───── Records supplied
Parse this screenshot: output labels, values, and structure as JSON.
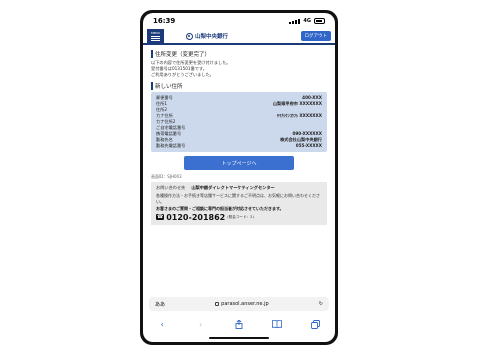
{
  "status_bar": {
    "time": "16:39",
    "network": "4G"
  },
  "header": {
    "menu_label": "MENU",
    "bank_name": "山梨中央銀行",
    "logout_label": "ログアウト"
  },
  "section1": {
    "title": "住所変更（変更完了）",
    "lines": [
      "以下の内容で住所変更を受け付けました。",
      "受付番号は0131501番です。",
      "ご利用ありがとうございました。"
    ]
  },
  "section2": {
    "title": "新しい住所",
    "rows": [
      {
        "label": "郵便番号",
        "value": "400-XXX"
      },
      {
        "label": "住所1",
        "value": "山梨県甲府市 XXXXXXX"
      },
      {
        "label": "住所2",
        "value": ""
      },
      {
        "label": "カナ住所",
        "value": "ﾔﾏﾅｼｹﾝｺｳﾌｼ XXXXXXX"
      },
      {
        "label": "カナ住所2",
        "value": ""
      },
      {
        "label": "ご自宅電話番号",
        "value": ""
      },
      {
        "label": "携帯電話番号",
        "value": "090-XXXXXX"
      },
      {
        "label": "勤務先名",
        "value": "株式会社山梨中央銀行"
      },
      {
        "label": "勤務先電話番号",
        "value": "055-XXXXX"
      }
    ]
  },
  "top_button_label": "トップページへ",
  "screen_id": "画面ID：SJH003",
  "contact": {
    "key_label": "お問い合わせ先",
    "name": "山梨中銀ダイレクトマーケティングセンター",
    "text1": "各種操作方法・お手続き等店舗サービスに関するご不明点は、お気軽にお問い合わせください。",
    "text2": "お客さまのご質問・ご相談に専門の担当者が対応させていただきます。",
    "tel_icon": "☎",
    "tel": "0120-201862",
    "tel_note": "(照会コード：2)"
  },
  "browser": {
    "aa_label": "ああ",
    "url": "parasol.anser.ne.jp"
  },
  "toolbar_icons": [
    "back-icon",
    "forward-icon",
    "share-icon",
    "bookmarks-icon",
    "tabs-icon"
  ]
}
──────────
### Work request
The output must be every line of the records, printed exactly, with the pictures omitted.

### Answer for the task
Parse this screenshot: output labels, values, and structure as JSON.
{
  "status_bar": {
    "time": "16:39",
    "network": "4G"
  },
  "header": {
    "menu_label": "MENU",
    "bank_name": "山梨中央銀行",
    "logout_label": "ログアウト"
  },
  "section1": {
    "title": "住所変更（変更完了）",
    "lines": [
      "以下の内容で住所変更を受け付けました。",
      "受付番号は0131501番です。",
      "ご利用ありがとうございました。"
    ]
  },
  "section2": {
    "title": "新しい住所",
    "rows": [
      {
        "label": "郵便番号",
        "value": "400-XXX"
      },
      {
        "label": "住所1",
        "value": "山梨県甲府市 XXXXXXX"
      },
      {
        "label": "住所2",
        "value": ""
      },
      {
        "label": "カナ住所",
        "value": "ﾔﾏﾅｼｹﾝｺｳﾌｼ XXXXXXX"
      },
      {
        "label": "カナ住所2",
        "value": ""
      },
      {
        "label": "ご自宅電話番号",
        "value": ""
      },
      {
        "label": "携帯電話番号",
        "value": "090-XXXXXX"
      },
      {
        "label": "勤務先名",
        "value": "株式会社山梨中央銀行"
      },
      {
        "label": "勤務先電話番号",
        "value": "055-XXXXX"
      }
    ]
  },
  "top_button_label": "トップページへ",
  "screen_id": "画面ID：SJH003",
  "contact": {
    "key_label": "お問い合わせ先",
    "name": "山梨中銀ダイレクトマーケティングセンター",
    "text1": "各種操作方法・お手続き等店舗サービスに関するご不明点は、お気軽にお問い合わせください。",
    "text2": "お客さまのご質問・ご相談に専門の担当者が対応させていただきます。",
    "tel_icon": "☎",
    "tel": "0120-201862",
    "tel_note": "(照会コード：2)"
  },
  "browser": {
    "aa_label": "ああ",
    "url": "parasol.anser.ne.jp"
  },
  "toolbar_icons": [
    "back-icon",
    "forward-icon",
    "share-icon",
    "bookmarks-icon",
    "tabs-icon"
  ]
}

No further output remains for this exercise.